Marine life at a Unesco World Heritage site in the Solomon Islands is under threat from a tanker ship that ran aground in early February and has leaked fuel oil along the coast.
The spill from Hong Kong-flagged MW Solomon Trader is worse than first thought, according to the owner. So far more than 70 tonnes of heavy fuel oil have been dumped into the South Pacific Ocean causing a 5km slick along the bay where it still lies grounded.
Buffeted by Cyclone Oma, the bulk carrier was driven onto a reef at Rennell Island on Feb. 5 while loading a cargo of bauxite, the ore used to make aluminium. The ship was carrying 700 tonnes of oil when it ran aground and there are fears the remaining fuel will spoil Rennell Island, the world’s largest raised coral atoll and home to many species found nowhere else.
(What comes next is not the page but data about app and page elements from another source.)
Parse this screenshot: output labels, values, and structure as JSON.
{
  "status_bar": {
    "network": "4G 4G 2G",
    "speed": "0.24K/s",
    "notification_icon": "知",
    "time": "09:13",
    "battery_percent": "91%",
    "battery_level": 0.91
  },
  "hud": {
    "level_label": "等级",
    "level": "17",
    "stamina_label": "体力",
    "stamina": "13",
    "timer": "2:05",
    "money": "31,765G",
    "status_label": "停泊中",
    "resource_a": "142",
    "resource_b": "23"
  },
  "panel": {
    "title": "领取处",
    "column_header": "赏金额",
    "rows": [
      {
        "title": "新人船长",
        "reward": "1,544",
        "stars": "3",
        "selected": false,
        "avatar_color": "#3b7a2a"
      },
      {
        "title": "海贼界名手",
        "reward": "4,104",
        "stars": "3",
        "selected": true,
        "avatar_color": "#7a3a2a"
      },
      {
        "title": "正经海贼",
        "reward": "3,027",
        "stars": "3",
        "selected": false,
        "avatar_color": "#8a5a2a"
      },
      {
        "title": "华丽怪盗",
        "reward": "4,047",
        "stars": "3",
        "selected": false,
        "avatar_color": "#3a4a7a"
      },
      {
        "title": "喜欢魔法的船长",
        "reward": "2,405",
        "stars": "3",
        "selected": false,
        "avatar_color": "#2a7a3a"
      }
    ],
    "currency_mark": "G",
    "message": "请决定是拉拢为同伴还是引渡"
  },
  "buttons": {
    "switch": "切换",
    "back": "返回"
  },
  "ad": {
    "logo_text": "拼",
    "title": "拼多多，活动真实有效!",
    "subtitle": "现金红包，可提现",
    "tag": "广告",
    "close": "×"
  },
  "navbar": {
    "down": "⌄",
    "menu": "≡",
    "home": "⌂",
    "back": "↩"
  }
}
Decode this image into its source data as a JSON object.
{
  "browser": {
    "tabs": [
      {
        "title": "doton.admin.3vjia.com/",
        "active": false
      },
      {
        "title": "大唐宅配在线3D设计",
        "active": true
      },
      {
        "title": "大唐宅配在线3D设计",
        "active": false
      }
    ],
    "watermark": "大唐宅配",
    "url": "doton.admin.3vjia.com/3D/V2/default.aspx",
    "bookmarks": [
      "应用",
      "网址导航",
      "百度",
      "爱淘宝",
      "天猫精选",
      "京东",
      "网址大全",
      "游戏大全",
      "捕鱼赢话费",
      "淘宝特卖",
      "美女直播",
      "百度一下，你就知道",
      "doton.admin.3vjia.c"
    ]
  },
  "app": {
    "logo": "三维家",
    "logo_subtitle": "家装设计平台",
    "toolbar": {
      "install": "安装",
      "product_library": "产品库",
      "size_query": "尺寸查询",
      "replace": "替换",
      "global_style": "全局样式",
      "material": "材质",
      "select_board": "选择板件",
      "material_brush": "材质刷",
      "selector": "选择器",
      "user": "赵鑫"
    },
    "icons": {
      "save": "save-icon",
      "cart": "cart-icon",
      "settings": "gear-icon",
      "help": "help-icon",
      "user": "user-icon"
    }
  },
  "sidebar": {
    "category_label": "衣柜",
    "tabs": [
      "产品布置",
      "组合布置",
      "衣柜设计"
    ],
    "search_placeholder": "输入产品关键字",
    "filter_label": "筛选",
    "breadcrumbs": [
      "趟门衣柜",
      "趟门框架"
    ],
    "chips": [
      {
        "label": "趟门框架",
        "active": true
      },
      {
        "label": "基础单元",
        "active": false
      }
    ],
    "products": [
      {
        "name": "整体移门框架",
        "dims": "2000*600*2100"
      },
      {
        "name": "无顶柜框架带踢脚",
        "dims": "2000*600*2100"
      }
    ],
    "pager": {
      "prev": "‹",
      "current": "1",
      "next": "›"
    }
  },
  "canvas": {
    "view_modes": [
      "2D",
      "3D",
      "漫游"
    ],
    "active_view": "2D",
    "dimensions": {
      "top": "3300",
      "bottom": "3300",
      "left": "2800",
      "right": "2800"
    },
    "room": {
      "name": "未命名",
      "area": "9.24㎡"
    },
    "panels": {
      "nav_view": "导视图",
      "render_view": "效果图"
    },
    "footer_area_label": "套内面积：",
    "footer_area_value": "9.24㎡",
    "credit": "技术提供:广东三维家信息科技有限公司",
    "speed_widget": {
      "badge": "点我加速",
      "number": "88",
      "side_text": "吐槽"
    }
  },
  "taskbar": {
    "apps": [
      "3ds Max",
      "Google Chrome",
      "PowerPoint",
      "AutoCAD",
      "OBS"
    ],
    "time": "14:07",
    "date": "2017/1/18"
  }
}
“Although initial estimates indicated that some 70 tonnes of oil entered the water, it’s now believed that the escaped amount is higher, something that will be clarified as the response progresses,” the ship’s owner and its insurance company, Korea Protection and Indemnity Club, said in a statement. The remaining oil is being transferred to safer tanks.
The eastern half of Rennell Island was the first natural property to be inscribed on the World Heritage List with customary management, and is home to 1,200 Polynesians who live by subsistence farming, hunting and fishing, the United Nations Educational Scientific and Cultural Organisation (UNESCO) website showed.
The United Nations body describes the site, with its unique limestone formations, a large lake and dense forest, as “a true natural laboratory for scientific study”.
Residents told the Guardian newspaper residents they cannot fish in the waters and are forced to drink rainwater after fresh water collected from springs near the shore became contaminated with oil.